"We're looking to get input from the public on what they'd like to see in their house, senate and congressional districts as well as the public service commission," says State Representative Ed Rynders (District 152).
Congressional lines are redrawn every ten years after the census to reapportion state House and Senate seats to accommodate population changes.
"I don't think there's any question that South Georgia is in for some changes Georgia has averaged about 18 percent population growth, south of Macon much smaller than that," says Rynders.
One citizen spoke in front of the committee saying there are two Georgias: The metropolitan area and the agricultural area. She says the state congress should not overlook the areas that don't have metropolitan resources because South Georgia does have a voice.
Many others mimicked her thoughts.

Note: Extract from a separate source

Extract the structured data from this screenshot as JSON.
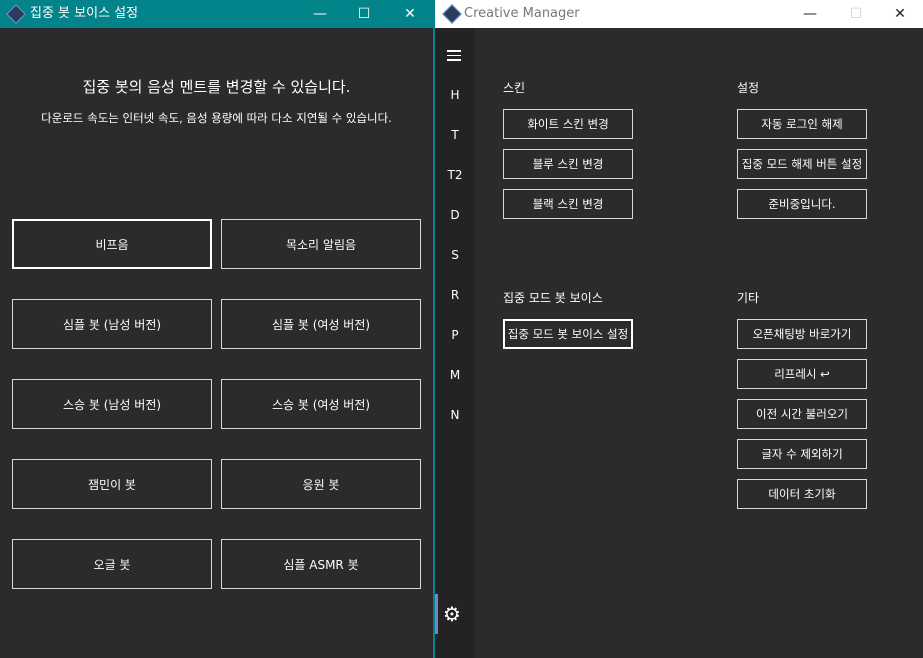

"I'm also delighted to hear the comments that we need to try to keep our people together and keep our district together, that there are two different areas to be considered and we want to have every criteria considered for our area," says Dorothy Hubbard, Albany City Commissioner (Ward II). "We need to make sure that we're well represented and that we're not forgotten down here, afterall we do make some contributions to this state."
"We're saying let's let someone else have Muskogee county and let's move the area into an ag and rural area with the representation so that we keep communities of interest together," says Mike Keown who voiced his opinion as a concerned citizen for the area.
Keown also says congressional district lines should be drawn not only to represent the area, but also to be fair.
"Conservatives have been in a district that's been gerrymandered for the last 20 years to make sure the incumbent could be reelected so my remarks were mainly let's just make it fair," says Keown. We were finally able to mount a challenge against an incumbent rep that nobody thought could be and he didn't get beat but we won 20 out of the 32 counties, we won over 48 percent of the vote, so it's that close and I said let's just leave it that close," says Keown.
"I'm absolutely convinced though that at the end of the day we'll draw fair, reasonable and legal lines," says Rynders.
Tift County residents expressed concern that the new congressional districts would split up the county even more than it is now. They say it is difficult to note just one legislator when the time comes for them to contact their district's representative.
If you were unable to attend the Congressional Reapportionment Committee's public hearing, you can submit your comments or concerns to them through the following website.